That’s what Social Security, Medicare, and Medicaid do. They forcibly take money from one group of people through the tax system and give it to another group of people through the welfare system.
Yes, I know — conservatives, like liberals, claim that Social Security isn’t really a welfare program but instead a retirement account. But that’s just a rationalization for their support of a socialist program. There isn’t a Social Security fund and there never has been such a fund.
Social Security is a straight tax and spend welfare-state program. It is the crown jewel of the welfare state. Liberal icon Franklin Roosevelt brought it into existence. He got the idea from Otto von Bismarck, the so-called Iron Chancellor of Germany, whose bust is on the website of the U.S. Social Security Administration. Bismarck got the idea for Social Security from socialists in Germany.
What about the so-called Social Security fund? Suppose a parent has saved $20,000 for his child’s college education. The money is in the form of cash in a home safe. One day, the parent takes the money out and spends it on a new stereo system. But he places a promissory note for $20,000 into the safe. When his kid asks how his college fund is doing, the parent responds, “Don’t worry. It is fully funded.” That’s what the Social Security trust fund is all about.
Medicare and Medicaid are no different. They too are socialist programs. The government forcibly takes money from one group of people to pay for the health-care costs of another group of people. The program was enacted during the regime of liberal icon Lyndon Johnson, whose mentor was Franklin Roosevelt.
Do conservatives want to repeal Medicare and Medicaid? Are you kidding? They are as committed to those two socialist programs as liberals are. At best, all they want to do is repeal Obamacare and substitute their own reform plan that they’re convinced will finally fix the health-care crisis produced by government intervention into health care (including medical licensure, which conservatives also endorse and which libertarians oppose).
Consider the Federal Reserve. Here we have a classic example of the concept of central planning, which is also a feature of socialism. A small group of government officials purports to have the requisite knowledge to plan the monetary affairs of hundreds of millions of people.
No wonder there are booms and busts, recessions and depressions, deflation and inflation, and all sorts of monetary crises.
But when libertarians call for the Fed be abolished and replaced by a gold standard or a free-market monetary system, conservatives go ballistic, claiming that such an idea is “loony.” I suppose they’d say the same thing about Nobel Laureates Milton Friedman and Friedrich Hayek, both of whom (here and here) favored the abolition of the Fed, even though, ironically, conservatives often praise them in their speeches and articles.
While we’re on the subject of loony, I ask you: What could be loonier than to call yourself a capitalist when you embrace big socialist programs? I mean, if a person came up to you and said, “I believe in God and I believe the atheists have it right,” wouldn’t you think he might be a bit loony?

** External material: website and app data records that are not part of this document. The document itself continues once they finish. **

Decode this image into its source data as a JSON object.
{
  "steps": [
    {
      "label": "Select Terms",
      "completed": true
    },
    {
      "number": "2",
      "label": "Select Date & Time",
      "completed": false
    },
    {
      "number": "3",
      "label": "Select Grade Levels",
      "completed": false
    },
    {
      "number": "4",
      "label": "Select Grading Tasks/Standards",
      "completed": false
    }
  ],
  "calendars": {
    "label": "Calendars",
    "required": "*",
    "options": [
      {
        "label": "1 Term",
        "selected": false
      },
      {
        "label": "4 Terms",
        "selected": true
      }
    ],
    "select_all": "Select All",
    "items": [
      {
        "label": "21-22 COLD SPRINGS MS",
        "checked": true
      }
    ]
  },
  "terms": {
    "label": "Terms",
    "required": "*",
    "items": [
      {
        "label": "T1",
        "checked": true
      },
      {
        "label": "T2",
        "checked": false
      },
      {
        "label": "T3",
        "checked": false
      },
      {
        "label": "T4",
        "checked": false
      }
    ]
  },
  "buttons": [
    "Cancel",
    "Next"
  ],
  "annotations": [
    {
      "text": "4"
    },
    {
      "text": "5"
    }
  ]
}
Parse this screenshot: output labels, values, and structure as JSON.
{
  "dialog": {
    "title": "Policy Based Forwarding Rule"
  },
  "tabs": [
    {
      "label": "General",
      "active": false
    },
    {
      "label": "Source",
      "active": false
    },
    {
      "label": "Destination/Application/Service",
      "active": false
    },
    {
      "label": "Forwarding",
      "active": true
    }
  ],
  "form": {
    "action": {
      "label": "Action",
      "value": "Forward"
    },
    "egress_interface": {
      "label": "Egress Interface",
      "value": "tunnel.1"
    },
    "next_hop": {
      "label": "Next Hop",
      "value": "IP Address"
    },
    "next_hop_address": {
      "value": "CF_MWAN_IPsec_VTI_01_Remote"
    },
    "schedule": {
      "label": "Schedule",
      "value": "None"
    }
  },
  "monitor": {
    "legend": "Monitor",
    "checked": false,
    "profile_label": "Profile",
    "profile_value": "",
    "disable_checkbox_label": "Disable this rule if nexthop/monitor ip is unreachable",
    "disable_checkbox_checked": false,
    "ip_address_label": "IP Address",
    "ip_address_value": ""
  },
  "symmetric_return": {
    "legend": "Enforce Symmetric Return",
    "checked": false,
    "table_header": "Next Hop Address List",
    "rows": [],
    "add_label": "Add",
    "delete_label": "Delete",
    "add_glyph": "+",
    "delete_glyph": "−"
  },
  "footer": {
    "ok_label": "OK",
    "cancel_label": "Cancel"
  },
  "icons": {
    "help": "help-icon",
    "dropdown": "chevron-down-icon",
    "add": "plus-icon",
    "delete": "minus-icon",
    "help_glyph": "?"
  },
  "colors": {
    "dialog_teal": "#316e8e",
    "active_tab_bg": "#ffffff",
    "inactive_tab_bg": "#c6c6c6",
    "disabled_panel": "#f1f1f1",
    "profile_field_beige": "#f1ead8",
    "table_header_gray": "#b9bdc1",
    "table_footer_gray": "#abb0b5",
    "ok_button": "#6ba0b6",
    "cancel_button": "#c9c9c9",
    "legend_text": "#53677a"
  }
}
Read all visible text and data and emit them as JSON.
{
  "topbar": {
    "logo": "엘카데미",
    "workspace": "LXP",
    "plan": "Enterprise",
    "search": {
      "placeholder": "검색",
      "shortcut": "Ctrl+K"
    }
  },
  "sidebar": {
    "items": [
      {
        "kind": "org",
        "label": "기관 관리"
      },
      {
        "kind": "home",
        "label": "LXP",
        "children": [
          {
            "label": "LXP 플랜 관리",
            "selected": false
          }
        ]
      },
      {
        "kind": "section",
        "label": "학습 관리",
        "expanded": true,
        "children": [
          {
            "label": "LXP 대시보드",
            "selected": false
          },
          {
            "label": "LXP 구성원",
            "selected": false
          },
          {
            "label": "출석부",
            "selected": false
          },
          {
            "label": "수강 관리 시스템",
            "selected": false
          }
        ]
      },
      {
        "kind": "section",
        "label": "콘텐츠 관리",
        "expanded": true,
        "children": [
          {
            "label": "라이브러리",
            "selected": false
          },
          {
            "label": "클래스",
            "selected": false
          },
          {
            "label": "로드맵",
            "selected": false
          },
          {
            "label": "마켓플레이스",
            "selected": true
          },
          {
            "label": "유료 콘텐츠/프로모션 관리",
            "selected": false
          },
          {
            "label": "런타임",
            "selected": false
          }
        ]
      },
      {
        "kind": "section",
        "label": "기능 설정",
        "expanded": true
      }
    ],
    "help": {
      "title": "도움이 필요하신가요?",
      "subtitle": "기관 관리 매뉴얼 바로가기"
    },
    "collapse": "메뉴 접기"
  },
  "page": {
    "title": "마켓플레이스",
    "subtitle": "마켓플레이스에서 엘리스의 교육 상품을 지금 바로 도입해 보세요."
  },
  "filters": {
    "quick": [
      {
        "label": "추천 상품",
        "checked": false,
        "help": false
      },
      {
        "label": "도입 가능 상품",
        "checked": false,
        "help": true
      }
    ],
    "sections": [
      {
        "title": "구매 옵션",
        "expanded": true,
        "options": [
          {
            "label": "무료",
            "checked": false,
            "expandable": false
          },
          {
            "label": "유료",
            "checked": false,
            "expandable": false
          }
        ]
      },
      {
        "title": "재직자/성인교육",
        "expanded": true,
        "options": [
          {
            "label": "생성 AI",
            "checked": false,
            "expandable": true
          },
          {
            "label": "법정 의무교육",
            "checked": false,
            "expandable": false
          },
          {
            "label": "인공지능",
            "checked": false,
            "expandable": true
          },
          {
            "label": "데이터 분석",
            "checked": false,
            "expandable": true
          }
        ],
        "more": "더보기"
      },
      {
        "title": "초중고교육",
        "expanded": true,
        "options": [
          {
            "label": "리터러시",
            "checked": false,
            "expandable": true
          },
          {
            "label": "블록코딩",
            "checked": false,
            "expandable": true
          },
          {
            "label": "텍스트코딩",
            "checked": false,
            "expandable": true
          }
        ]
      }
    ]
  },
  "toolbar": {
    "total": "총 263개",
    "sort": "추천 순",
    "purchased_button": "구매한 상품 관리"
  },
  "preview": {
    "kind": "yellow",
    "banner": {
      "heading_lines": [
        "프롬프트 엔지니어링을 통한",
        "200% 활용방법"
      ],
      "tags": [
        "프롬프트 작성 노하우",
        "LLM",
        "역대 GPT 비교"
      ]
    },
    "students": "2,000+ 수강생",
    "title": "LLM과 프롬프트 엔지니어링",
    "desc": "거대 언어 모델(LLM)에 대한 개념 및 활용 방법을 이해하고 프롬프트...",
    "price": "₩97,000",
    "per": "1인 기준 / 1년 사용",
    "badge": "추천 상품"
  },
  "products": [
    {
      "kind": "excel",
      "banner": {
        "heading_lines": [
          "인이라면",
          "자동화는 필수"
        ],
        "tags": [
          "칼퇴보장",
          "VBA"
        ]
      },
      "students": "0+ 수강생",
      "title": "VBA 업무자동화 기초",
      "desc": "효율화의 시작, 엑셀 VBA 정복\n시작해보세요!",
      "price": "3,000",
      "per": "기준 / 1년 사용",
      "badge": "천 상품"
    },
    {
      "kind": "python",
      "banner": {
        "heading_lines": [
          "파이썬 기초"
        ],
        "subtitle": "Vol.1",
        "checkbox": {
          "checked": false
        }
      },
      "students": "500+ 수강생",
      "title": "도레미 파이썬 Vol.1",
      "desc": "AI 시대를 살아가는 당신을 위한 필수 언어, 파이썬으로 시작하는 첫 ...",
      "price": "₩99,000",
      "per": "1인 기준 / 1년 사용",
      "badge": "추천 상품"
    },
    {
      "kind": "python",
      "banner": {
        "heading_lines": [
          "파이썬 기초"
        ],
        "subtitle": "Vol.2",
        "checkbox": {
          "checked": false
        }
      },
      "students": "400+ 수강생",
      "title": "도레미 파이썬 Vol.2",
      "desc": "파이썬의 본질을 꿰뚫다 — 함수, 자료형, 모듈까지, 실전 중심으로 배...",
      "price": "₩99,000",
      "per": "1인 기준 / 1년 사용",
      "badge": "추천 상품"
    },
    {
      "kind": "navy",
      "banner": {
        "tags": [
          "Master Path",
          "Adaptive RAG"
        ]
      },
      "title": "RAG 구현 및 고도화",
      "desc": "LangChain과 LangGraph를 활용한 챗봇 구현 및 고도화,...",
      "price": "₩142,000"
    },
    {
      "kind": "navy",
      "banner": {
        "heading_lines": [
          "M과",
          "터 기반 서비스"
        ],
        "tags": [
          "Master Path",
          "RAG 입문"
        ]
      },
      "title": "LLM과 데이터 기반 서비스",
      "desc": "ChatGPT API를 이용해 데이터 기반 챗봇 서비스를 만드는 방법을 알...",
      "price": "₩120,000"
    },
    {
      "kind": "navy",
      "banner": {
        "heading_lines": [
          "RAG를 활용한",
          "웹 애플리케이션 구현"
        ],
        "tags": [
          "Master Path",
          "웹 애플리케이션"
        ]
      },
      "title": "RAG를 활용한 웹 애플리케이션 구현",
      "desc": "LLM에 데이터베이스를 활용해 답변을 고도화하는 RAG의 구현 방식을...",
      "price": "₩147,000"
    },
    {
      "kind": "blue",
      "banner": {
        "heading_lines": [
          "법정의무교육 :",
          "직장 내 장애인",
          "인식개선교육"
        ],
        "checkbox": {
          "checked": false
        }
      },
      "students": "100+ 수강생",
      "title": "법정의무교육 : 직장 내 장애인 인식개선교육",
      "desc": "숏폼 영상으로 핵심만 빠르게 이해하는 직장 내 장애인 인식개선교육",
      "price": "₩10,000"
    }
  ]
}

And hey, let’s not forget that it’s not just those three big socialist programs — Social Security, Medicare, and Medicaid — that conservatives support. They’re also firmly committed to other statist programs, as reflected in the following statement that most conservatives would undoubtedly embrace:
As a conservative, I support economic liberty, free markets, and limited government, and I fervently oppose socialism and statism … well, except for Social Security, Medicare, Medicaid, corporate bailouts, education grants, foreign aid, SBA loans, FDIC, food stamps, public works, the Federal Reserve, immigration controls, agricultural subsidies, public (i.e., government schooling), trade restrictions, and drug laws.
With all due respect, what could be loonier than that?